### TASK
The response should consist of every line below, unchanged.

------ TASK INPUT ------

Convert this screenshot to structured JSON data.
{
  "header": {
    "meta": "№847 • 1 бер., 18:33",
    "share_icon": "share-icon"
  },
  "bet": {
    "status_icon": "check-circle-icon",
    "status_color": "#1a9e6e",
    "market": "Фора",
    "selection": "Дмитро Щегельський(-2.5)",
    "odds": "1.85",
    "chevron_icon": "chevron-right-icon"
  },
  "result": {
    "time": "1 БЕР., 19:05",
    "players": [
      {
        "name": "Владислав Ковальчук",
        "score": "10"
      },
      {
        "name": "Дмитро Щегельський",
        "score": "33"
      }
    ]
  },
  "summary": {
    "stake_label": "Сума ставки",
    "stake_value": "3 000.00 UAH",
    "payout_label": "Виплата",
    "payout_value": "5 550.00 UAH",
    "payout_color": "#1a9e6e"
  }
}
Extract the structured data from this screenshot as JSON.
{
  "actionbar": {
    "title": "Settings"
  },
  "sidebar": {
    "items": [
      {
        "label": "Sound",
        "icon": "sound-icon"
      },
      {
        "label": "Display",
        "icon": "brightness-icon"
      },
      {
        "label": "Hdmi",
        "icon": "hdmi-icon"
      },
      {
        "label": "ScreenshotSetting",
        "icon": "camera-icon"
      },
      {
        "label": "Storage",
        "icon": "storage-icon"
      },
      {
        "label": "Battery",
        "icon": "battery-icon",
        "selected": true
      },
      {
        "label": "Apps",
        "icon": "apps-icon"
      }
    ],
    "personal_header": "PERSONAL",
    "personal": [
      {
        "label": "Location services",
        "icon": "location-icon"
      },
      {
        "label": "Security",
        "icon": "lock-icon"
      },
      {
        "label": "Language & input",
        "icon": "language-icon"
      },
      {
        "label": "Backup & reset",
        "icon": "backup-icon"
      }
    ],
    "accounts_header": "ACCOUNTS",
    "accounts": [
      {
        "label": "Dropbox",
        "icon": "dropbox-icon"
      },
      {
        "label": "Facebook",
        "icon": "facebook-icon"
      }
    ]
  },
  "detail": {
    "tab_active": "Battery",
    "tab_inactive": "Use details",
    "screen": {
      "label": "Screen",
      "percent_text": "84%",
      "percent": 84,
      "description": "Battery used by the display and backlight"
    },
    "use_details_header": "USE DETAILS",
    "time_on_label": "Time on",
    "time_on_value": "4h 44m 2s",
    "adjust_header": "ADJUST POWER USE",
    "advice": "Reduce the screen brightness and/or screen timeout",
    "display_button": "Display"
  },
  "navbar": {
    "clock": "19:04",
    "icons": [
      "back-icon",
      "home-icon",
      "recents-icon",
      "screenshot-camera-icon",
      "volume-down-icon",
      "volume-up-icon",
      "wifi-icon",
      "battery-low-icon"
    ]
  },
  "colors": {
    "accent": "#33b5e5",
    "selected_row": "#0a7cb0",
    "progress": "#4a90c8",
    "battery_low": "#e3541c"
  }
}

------

### ANSWER TO THE PROBLEM
Convert this screenshot to structured JSON data.
{
  "header": {
    "meta": "№847 • 1 бер., 18:33",
    "share_icon": "share-icon"
  },
  "bet": {
    "status_icon": "check-circle-icon",
    "status_color": "#1a9e6e",
    "market": "Фора",
    "selection": "Дмитро Щегельський(-2.5)",
    "odds": "1.85",
    "chevron_icon": "chevron-right-icon"
  },
  "result": {
    "time": "1 БЕР., 19:05",
    "players": [
      {
        "name": "Владислав Ковальчук",
        "score": "10"
      },
      {
        "name": "Дмитро Щегельський",
        "score": "33"
      }
    ]
  },
  "summary": {
    "stake_label": "Сума ставки",
    "stake_value": "3 000.00 UAH",
    "payout_label": "Виплата",
    "payout_value": "5 550.00 UAH",
    "payout_color": "#1a9e6e"
  }
}
Extract the structured data from this screenshot as JSON.
{
  "actionbar": {
    "title": "Settings"
  },
  "sidebar": {
    "items": [
      {
        "label": "Sound",
        "icon": "sound-icon"
      },
      {
        "label": "Display",
        "icon": "brightness-icon"
      },
      {
        "label": "Hdmi",
        "icon": "hdmi-icon"
      },
      {
        "label": "ScreenshotSetting",
        "icon": "camera-icon"
      },
      {
        "label": "Storage",
        "icon": "storage-icon"
      },
      {
        "label": "Battery",
        "icon": "battery-icon",
        "selected": true
      },
      {
        "label": "Apps",
        "icon": "apps-icon"
      }
    ],
    "personal_header": "PERSONAL",
    "personal": [
      {
        "label": "Location services",
        "icon": "location-icon"
      },
      {
        "label": "Security",
        "icon": "lock-icon"
      },
      {
        "label": "Language & input",
        "icon": "language-icon"
      },
      {
        "label": "Backup & reset",
        "icon": "backup-icon"
      }
    ],
    "accounts_header": "ACCOUNTS",
    "accounts": [
      {
        "label": "Dropbox",
        "icon": "dropbox-icon"
      },
      {
        "label": "Facebook",
        "icon": "facebook-icon"
      }
    ]
  },
  "detail": {
    "tab_active": "Battery",
    "tab_inactive": "Use details",
    "screen": {
      "label": "Screen",
      "percent_text": "84%",
      "percent": 84,
      "description": "Battery used by the display and backlight"
    },
    "use_details_header": "USE DETAILS",
    "time_on_label": "Time on",
    "time_on_value": "4h 44m 2s",
    "adjust_header": "ADJUST POWER USE",
    "advice": "Reduce the screen brightness and/or screen timeout",
    "display_button": "Display"
  },
  "navbar": {
    "clock": "19:04",
    "icons": [
      "back-icon",
      "home-icon",
      "recents-icon",
      "screenshot-camera-icon",
      "volume-down-icon",
      "volume-up-icon",
      "wifi-icon",
      "battery-low-icon"
    ]
  },
  "colors": {
    "accent": "#33b5e5",
    "selected_row": "#0a7cb0",
    "progress": "#4a90c8",
    "battery_low": "#e3541c"
  }
}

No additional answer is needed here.